Top of Material provided
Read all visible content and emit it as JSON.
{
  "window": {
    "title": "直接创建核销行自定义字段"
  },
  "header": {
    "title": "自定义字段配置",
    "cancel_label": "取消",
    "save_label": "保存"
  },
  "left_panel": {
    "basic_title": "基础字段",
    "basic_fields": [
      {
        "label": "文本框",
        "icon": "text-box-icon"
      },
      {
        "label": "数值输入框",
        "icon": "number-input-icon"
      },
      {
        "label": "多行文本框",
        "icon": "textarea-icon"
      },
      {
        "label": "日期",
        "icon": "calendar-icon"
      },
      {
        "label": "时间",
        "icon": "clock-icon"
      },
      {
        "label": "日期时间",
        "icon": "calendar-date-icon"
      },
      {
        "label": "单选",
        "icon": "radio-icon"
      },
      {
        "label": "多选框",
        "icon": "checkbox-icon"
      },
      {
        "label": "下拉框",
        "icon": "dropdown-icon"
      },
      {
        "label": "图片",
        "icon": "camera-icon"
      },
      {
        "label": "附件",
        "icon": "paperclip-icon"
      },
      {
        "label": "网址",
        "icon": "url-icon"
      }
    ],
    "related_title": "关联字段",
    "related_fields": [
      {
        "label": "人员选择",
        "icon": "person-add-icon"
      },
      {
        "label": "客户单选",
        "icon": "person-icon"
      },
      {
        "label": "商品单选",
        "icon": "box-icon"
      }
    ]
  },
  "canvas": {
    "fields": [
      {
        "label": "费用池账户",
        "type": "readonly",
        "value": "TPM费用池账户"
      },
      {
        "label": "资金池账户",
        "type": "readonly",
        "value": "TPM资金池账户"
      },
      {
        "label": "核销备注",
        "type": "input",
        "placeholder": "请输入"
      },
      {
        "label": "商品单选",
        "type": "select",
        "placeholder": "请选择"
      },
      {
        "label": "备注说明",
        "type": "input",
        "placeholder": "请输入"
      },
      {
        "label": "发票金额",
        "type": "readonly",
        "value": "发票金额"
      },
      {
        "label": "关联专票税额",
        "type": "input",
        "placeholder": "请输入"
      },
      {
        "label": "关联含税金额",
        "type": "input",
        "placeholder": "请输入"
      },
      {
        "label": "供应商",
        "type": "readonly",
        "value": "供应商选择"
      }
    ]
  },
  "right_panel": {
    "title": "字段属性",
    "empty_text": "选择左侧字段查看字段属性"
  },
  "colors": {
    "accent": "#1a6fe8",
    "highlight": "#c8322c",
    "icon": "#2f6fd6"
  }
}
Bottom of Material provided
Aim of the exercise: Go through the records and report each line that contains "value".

The completed task:
        "value": "TPM费用池账户"
        "value": "TPM资金池账户"
        "value": "发票金额"
        "value": "供应商选择"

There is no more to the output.